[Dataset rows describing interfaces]
◆ ◆ ◆

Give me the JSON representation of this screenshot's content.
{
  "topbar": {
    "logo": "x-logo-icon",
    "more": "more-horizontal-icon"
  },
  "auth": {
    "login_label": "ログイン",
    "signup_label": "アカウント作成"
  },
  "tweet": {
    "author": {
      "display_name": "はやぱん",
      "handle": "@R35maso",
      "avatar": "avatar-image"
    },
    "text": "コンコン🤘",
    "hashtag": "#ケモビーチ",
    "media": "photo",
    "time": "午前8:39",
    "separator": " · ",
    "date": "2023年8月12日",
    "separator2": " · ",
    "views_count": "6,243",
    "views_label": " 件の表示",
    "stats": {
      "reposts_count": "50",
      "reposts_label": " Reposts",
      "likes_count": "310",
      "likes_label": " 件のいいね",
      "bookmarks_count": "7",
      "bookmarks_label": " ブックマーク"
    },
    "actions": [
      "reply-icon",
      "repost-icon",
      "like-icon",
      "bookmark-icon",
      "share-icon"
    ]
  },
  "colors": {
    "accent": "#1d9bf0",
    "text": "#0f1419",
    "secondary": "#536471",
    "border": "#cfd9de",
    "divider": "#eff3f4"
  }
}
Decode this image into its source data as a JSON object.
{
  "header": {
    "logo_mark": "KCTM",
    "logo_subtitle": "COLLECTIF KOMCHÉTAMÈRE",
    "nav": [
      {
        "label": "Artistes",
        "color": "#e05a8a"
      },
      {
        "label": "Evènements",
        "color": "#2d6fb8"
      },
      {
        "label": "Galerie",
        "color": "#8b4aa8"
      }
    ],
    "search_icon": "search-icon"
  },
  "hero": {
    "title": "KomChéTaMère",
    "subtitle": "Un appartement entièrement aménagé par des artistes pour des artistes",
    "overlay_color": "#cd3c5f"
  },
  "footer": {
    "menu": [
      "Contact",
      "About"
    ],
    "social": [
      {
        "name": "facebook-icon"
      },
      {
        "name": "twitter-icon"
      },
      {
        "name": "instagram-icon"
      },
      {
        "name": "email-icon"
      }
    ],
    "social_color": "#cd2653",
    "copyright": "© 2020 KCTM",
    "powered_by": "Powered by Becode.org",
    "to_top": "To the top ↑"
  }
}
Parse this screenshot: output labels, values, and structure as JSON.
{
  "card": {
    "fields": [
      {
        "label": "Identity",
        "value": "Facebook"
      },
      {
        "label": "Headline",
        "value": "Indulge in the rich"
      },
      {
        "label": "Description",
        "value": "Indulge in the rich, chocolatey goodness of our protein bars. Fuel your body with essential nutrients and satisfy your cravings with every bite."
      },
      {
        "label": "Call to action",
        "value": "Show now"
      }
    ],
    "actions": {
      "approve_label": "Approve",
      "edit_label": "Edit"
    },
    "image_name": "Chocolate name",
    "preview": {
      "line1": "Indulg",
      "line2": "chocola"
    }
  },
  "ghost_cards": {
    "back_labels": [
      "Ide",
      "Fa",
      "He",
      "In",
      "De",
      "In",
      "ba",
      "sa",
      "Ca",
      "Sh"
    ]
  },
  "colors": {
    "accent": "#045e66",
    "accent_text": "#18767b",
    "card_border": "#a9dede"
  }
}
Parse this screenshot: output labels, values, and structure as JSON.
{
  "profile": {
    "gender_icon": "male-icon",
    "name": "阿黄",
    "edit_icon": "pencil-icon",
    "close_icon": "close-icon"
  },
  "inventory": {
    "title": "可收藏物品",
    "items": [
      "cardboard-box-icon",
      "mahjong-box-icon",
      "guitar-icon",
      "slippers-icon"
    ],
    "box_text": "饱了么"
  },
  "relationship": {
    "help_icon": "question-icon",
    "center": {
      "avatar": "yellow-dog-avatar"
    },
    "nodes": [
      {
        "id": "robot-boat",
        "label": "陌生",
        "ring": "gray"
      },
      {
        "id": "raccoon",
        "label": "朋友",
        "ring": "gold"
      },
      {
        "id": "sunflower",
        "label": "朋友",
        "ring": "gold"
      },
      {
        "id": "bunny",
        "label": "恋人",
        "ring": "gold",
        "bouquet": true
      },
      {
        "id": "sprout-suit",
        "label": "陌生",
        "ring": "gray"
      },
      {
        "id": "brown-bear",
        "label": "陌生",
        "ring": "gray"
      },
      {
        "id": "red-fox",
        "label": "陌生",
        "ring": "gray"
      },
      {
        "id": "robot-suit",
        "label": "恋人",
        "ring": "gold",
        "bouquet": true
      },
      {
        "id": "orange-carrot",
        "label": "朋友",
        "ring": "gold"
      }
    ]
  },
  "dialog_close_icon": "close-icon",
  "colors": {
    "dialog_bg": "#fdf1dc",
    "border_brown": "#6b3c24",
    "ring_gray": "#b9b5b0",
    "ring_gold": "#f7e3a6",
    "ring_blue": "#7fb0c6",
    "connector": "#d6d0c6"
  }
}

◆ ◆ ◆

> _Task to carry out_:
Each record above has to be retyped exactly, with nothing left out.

> _Result of the task_:
Give me the JSON representation of this screenshot's content.
{
  "topbar": {
    "logo": "x-logo-icon",
    "more": "more-horizontal-icon"
  },
  "auth": {
    "login_label": "ログイン",
    "signup_label": "アカウント作成"
  },
  "tweet": {
    "author": {
      "display_name": "はやぱん",
      "handle": "@R35maso",
      "avatar": "avatar-image"
    },
    "text": "コンコン🤘",
    "hashtag": "#ケモビーチ",
    "media": "photo",
    "time": "午前8:39",
    "separator": " · ",
    "date": "2023年8月12日",
    "separator2": " · ",
    "views_count": "6,243",
    "views_label": " 件の表示",
    "stats": {
      "reposts_count": "50",
      "reposts_label": " Reposts",
      "likes_count": "310",
      "likes_label": " 件のいいね",
      "bookmarks_count": "7",
      "bookmarks_label": " ブックマーク"
    },
    "actions": [
      "reply-icon",
      "repost-icon",
      "like-icon",
      "bookmark-icon",
      "share-icon"
    ]
  },
  "colors": {
    "accent": "#1d9bf0",
    "text": "#0f1419",
    "secondary": "#536471",
    "border": "#cfd9de",
    "divider": "#eff3f4"
  }
}
Decode this image into its source data as a JSON object.
{
  "header": {
    "logo_mark": "KCTM",
    "logo_subtitle": "COLLECTIF KOMCHÉTAMÈRE",
    "nav": [
      {
        "label": "Artistes",
        "color": "#e05a8a"
      },
      {
        "label": "Evènements",
        "color": "#2d6fb8"
      },
      {
        "label": "Galerie",
        "color": "#8b4aa8"
      }
    ],
    "search_icon": "search-icon"
  },
  "hero": {
    "title": "KomChéTaMère",
    "subtitle": "Un appartement entièrement aménagé par des artistes pour des artistes",
    "overlay_color": "#cd3c5f"
  },
  "footer": {
    "menu": [
      "Contact",
      "About"
    ],
    "social": [
      {
        "name": "facebook-icon"
      },
      {
        "name": "twitter-icon"
      },
      {
        "name": "instagram-icon"
      },
      {
        "name": "email-icon"
      }
    ],
    "social_color": "#cd2653",
    "copyright": "© 2020 KCTM",
    "powered_by": "Powered by Becode.org",
    "to_top": "To the top ↑"
  }
}
Parse this screenshot: output labels, values, and structure as JSON.
{
  "card": {
    "fields": [
      {
        "label": "Identity",
        "value": "Facebook"
      },
      {
        "label": "Headline",
        "value": "Indulge in the rich"
      },
      {
        "label": "Description",
        "value": "Indulge in the rich, chocolatey goodness of our protein bars. Fuel your body with essential nutrients and satisfy your cravings with every bite."
      },
      {
        "label": "Call to action",
        "value": "Show now"
      }
    ],
    "actions": {
      "approve_label": "Approve",
      "edit_label": "Edit"
    },
    "image_name": "Chocolate name",
    "preview": {
      "line1": "Indulg",
      "line2": "chocola"
    }
  },
  "ghost_cards": {
    "back_labels": [
      "Ide",
      "Fa",
      "He",
      "In",
      "De",
      "In",
      "ba",
      "sa",
      "Ca",
      "Sh"
    ]
  },
  "colors": {
    "accent": "#045e66",
    "accent_text": "#18767b",
    "card_border": "#a9dede"
  }
}
Parse this screenshot: output labels, values, and structure as JSON.
{
  "profile": {
    "gender_icon": "male-icon",
    "name": "阿黄",
    "edit_icon": "pencil-icon",
    "close_icon": "close-icon"
  },
  "inventory": {
    "title": "可收藏物品",
    "items": [
      "cardboard-box-icon",
      "mahjong-box-icon",
      "guitar-icon",
      "slippers-icon"
    ],
    "box_text": "饱了么"
  },
  "relationship": {
    "help_icon": "question-icon",
    "center": {
      "avatar": "yellow-dog-avatar"
    },
    "nodes": [
      {
        "id": "robot-boat",
        "label": "陌生",
        "ring": "gray"
      },
      {
        "id": "raccoon",
        "label": "朋友",
        "ring": "gold"
      },
      {
        "id": "sunflower",
        "label": "朋友",
        "ring": "gold"
      },
      {
        "id": "bunny",
        "label": "恋人",
        "ring": "gold",
        "bouquet": true
      },
      {
        "id": "sprout-suit",
        "label": "陌生",
        "ring": "gray"
      },
      {
        "id": "brown-bear",
        "label": "陌生",
        "ring": "gray"
      },
      {
        "id": "red-fox",
        "label": "陌生",
        "ring": "gray"
      },
      {
        "id": "robot-suit",
        "label": "恋人",
        "ring": "gold",
        "bouquet": true
      },
      {
        "id": "orange-carrot",
        "label": "朋友",
        "ring": "gold"
      }
    ]
  },
  "dialog_close_icon": "close-icon",
  "colors": {
    "dialog_bg": "#fdf1dc",
    "border_brown": "#6b3c24",
    "ring_gray": "#b9b5b0",
    "ring_gold": "#f7e3a6",
    "ring_blue": "#7fb0c6",
    "connector": "#d6d0c6"
  }
}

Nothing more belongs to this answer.